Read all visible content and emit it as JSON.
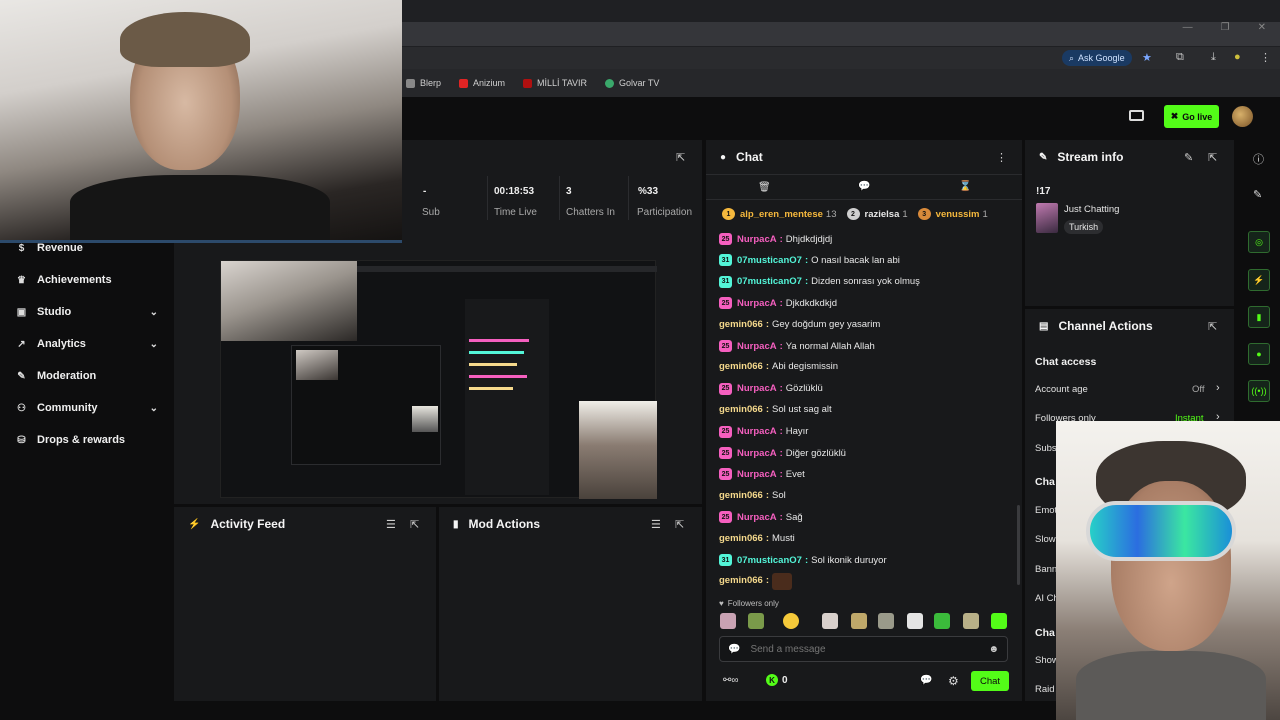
{
  "colors": {
    "accent": "#53fc18",
    "panel": "#18191b",
    "bg": "#0d0d0e"
  },
  "browser": {
    "ask_google": "Ask Google",
    "bookmarks": [
      {
        "label": "Blerp",
        "color": "#888888"
      },
      {
        "label": "Anizium",
        "color": "#e02424"
      },
      {
        "label": "MİLLİ TAVIR",
        "color": "#b01010"
      },
      {
        "label": "Golvar TV",
        "color": "#3aa86b"
      }
    ],
    "window_controls": [
      "—",
      "❐",
      "✕"
    ]
  },
  "header": {
    "go_live": "Go live"
  },
  "sidebar": {
    "items": [
      {
        "label": "Revenue",
        "icon": "dollar-icon"
      },
      {
        "label": "Achievements",
        "icon": "trophy-icon"
      },
      {
        "label": "Studio",
        "icon": "studio-icon",
        "expandable": true
      },
      {
        "label": "Analytics",
        "icon": "analytics-icon",
        "expandable": true
      },
      {
        "label": "Moderation",
        "icon": "wrench-icon"
      },
      {
        "label": "Community",
        "icon": "community-icon",
        "expandable": true
      },
      {
        "label": "Drops & rewards",
        "icon": "drops-icon"
      }
    ]
  },
  "stats": [
    {
      "value": "-",
      "label": "Sub"
    },
    {
      "value": "00:18:53",
      "label": "Time Live"
    },
    {
      "value": "3",
      "label": "Chatters In"
    },
    {
      "value": "%33",
      "label": "Participation"
    }
  ],
  "activity_feed": {
    "title": "Activity Feed"
  },
  "mod_actions": {
    "title": "Mod Actions"
  },
  "chat": {
    "title": "Chat",
    "leaders": [
      {
        "rank": "1",
        "name": "alp_eren_mentese",
        "count": "13",
        "color": "#f5b83d"
      },
      {
        "rank": "2",
        "name": "razielsa",
        "count": "1",
        "color": "#e6e6e6"
      },
      {
        "rank": "3",
        "name": "venussim",
        "count": "1",
        "color": "#f5b83d"
      }
    ],
    "messages": [
      {
        "user": "NurpacA",
        "text": "Dhjdkdjdjdj",
        "color": "#f55fbf",
        "badge": "25",
        "badge_color": "#f55fbf"
      },
      {
        "user": "07musticanO7",
        "text": "O nasıl bacak lan abi",
        "color": "#53f5d8",
        "badge": "31",
        "badge_color": "#53f5d8"
      },
      {
        "user": "07musticanO7",
        "text": "Dizden sonrası yok olmuş",
        "color": "#53f5d8",
        "badge": "31",
        "badge_color": "#53f5d8"
      },
      {
        "user": "NurpacA",
        "text": "Djkdkdkdkjd",
        "color": "#f55fbf",
        "badge": "25",
        "badge_color": "#f55fbf"
      },
      {
        "user": "gemin066",
        "text": "Gey doğdum gey yasarim",
        "color": "#f5d98c",
        "badge": "",
        "badge_color": ""
      },
      {
        "user": "NurpacA",
        "text": "Ya normal Allah Allah",
        "color": "#f55fbf",
        "badge": "25",
        "badge_color": "#f55fbf"
      },
      {
        "user": "gemin066",
        "text": "Abi degismissin",
        "color": "#f5d98c",
        "badge": "",
        "badge_color": ""
      },
      {
        "user": "NurpacA",
        "text": "Gözlüklü",
        "color": "#f55fbf",
        "badge": "25",
        "badge_color": "#f55fbf"
      },
      {
        "user": "gemin066",
        "text": "Sol ust sag alt",
        "color": "#f5d98c",
        "badge": "",
        "badge_color": ""
      },
      {
        "user": "NurpacA",
        "text": "Hayır",
        "color": "#f55fbf",
        "badge": "25",
        "badge_color": "#f55fbf"
      },
      {
        "user": "NurpacA",
        "text": "Diğer gözlüklü",
        "color": "#f55fbf",
        "badge": "25",
        "badge_color": "#f55fbf"
      },
      {
        "user": "NurpacA",
        "text": "Evet",
        "color": "#f55fbf",
        "badge": "25",
        "badge_color": "#f55fbf"
      },
      {
        "user": "gemin066",
        "text": "Sol",
        "color": "#f5d98c",
        "badge": "",
        "badge_color": ""
      },
      {
        "user": "NurpacA",
        "text": "Sağ",
        "color": "#f55fbf",
        "badge": "25",
        "badge_color": "#f55fbf"
      },
      {
        "user": "gemin066",
        "text": "Musti",
        "color": "#f5d98c",
        "badge": "",
        "badge_color": ""
      },
      {
        "user": "07musticanO7",
        "text": "Sol ikonik duruyor",
        "color": "#53f5d8",
        "badge": "31",
        "badge_color": "#53f5d8"
      },
      {
        "user": "gemin066",
        "text": "",
        "color": "#f5d98c",
        "badge": "",
        "badge_color": ""
      }
    ],
    "followers_only": "Followers only",
    "placeholder": "Send a message",
    "points": "0",
    "send_label": "Chat"
  },
  "stream_info": {
    "title": "Stream info",
    "stream_title": "!17",
    "category": "Just Chatting",
    "tag": "Turkish"
  },
  "channel_actions": {
    "title": "Channel Actions",
    "chat_access": "Chat access",
    "rows": [
      {
        "label": "Account age",
        "value": "Off"
      },
      {
        "label": "Followers only",
        "value": "Instant"
      },
      {
        "label": "Subs",
        "value": ""
      }
    ],
    "section_cut": "Cha",
    "rows2": [
      "Emot",
      "Slow",
      "Bann",
      "AI Ch"
    ],
    "section_cut2": "Cha",
    "rows3": [
      "Show",
      "Raid"
    ]
  }
}
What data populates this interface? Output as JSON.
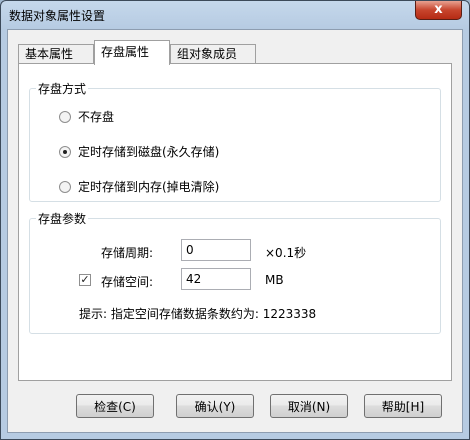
{
  "window": {
    "title": "数据对象属性设置",
    "close_glyph": "x"
  },
  "tabs": [
    {
      "label": "基本属性",
      "active": false
    },
    {
      "label": "存盘属性",
      "active": true
    },
    {
      "label": "组对象成员",
      "active": false
    }
  ],
  "storage_mode": {
    "legend": "存盘方式",
    "options": [
      {
        "label": "不存盘",
        "checked": false
      },
      {
        "label": "定时存储到磁盘(永久存储)",
        "checked": true
      },
      {
        "label": "定时存储到内存(掉电清除)",
        "checked": false
      }
    ]
  },
  "storage_params": {
    "legend": "存盘参数",
    "period_label": "存储周期:",
    "period_value": "0",
    "period_unit": "×0.1秒",
    "space_check": "✓",
    "space_label": "存储空间:",
    "space_value": "42",
    "space_unit": "MB",
    "hint": "提示: 指定空间存储数据条数约为: 1223338"
  },
  "buttons": {
    "check": "检查(C)",
    "confirm": "确认(Y)",
    "cancel": "取消(N)",
    "help": "帮助[H]"
  },
  "colors": {
    "title_bar": "#b6cbe2",
    "close_button": "#c7452d"
  }
}
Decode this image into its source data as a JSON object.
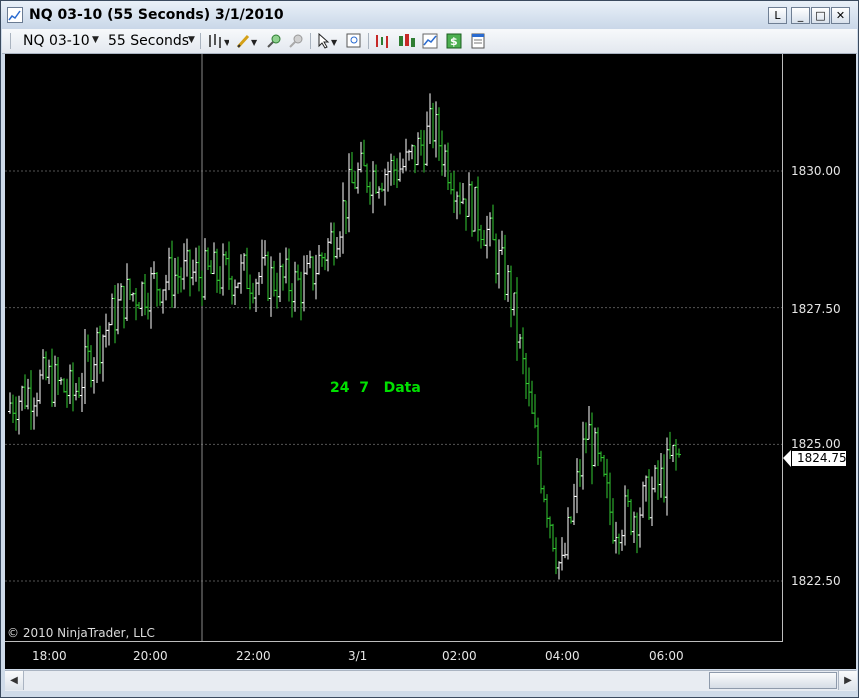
{
  "window": {
    "title": "NQ 03-10 (55 Seconds)  3/1/2010",
    "controls": {
      "link": "L",
      "minimize": "_",
      "maximize": "□",
      "close": "✕"
    }
  },
  "toolbar": {
    "instrument": "NQ 03-10",
    "interval": "55 Seconds",
    "icons": [
      "bar-type-icon",
      "drawing-pencil-icon",
      "zoom-in-icon",
      "zoom-out-icon",
      "pointer-icon",
      "data-box-icon",
      "indicators-icon",
      "strategies-icon",
      "chart-trader-icon",
      "money-icon",
      "properties-icon"
    ]
  },
  "chart": {
    "watermark": "24  7   Data",
    "copyright": "© 2010 NinjaTrader, LLC",
    "current_price": "1824.75",
    "colors": {
      "background": "#000000",
      "up_bar": "#ffffff",
      "down_bar": "#33cc33",
      "grid": "#555555"
    }
  },
  "chart_data": {
    "type": "ohlc",
    "y_ticks": [
      "1830.00",
      "1827.50",
      "1825.00",
      "1822.50"
    ],
    "x_ticks": [
      "18:00",
      "20:00",
      "22:00",
      "3/1",
      "02:00",
      "04:00",
      "06:00"
    ],
    "ylim": [
      1821.0,
      1832.5
    ],
    "series_price_path": [
      {
        "x": "17:00",
        "y": 1825.6
      },
      {
        "x": "17:30",
        "y": 1825.9
      },
      {
        "x": "18:00",
        "y": 1826.2
      },
      {
        "x": "18:30",
        "y": 1825.9
      },
      {
        "x": "19:00",
        "y": 1826.9
      },
      {
        "x": "19:30",
        "y": 1827.7
      },
      {
        "x": "20:00",
        "y": 1827.9
      },
      {
        "x": "20:30",
        "y": 1828.1
      },
      {
        "x": "21:00",
        "y": 1828.1
      },
      {
        "x": "22:00",
        "y": 1828.1
      },
      {
        "x": "23:00",
        "y": 1827.9
      },
      {
        "x": "23:30",
        "y": 1828.7
      },
      {
        "x": "0:00",
        "y": 1829.9
      },
      {
        "x": "1:00",
        "y": 1830.1
      },
      {
        "x": "1:30",
        "y": 1830.8
      },
      {
        "x": "2:00",
        "y": 1829.7
      },
      {
        "x": "2:30",
        "y": 1829.0
      },
      {
        "x": "3:00",
        "y": 1827.8
      },
      {
        "x": "3:30",
        "y": 1825.0
      },
      {
        "x": "4:00",
        "y": 1822.6
      },
      {
        "x": "4:30",
        "y": 1825.3
      },
      {
        "x": "5:00",
        "y": 1823.6
      },
      {
        "x": "5:30",
        "y": 1823.8
      },
      {
        "x": "6:00",
        "y": 1824.4
      },
      {
        "x": "6:10",
        "y": 1824.75
      }
    ]
  }
}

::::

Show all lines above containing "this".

» COMPLETED TASK:
What data populates this interface? Output as JSON.
Decode this image into its source data as a JSON object.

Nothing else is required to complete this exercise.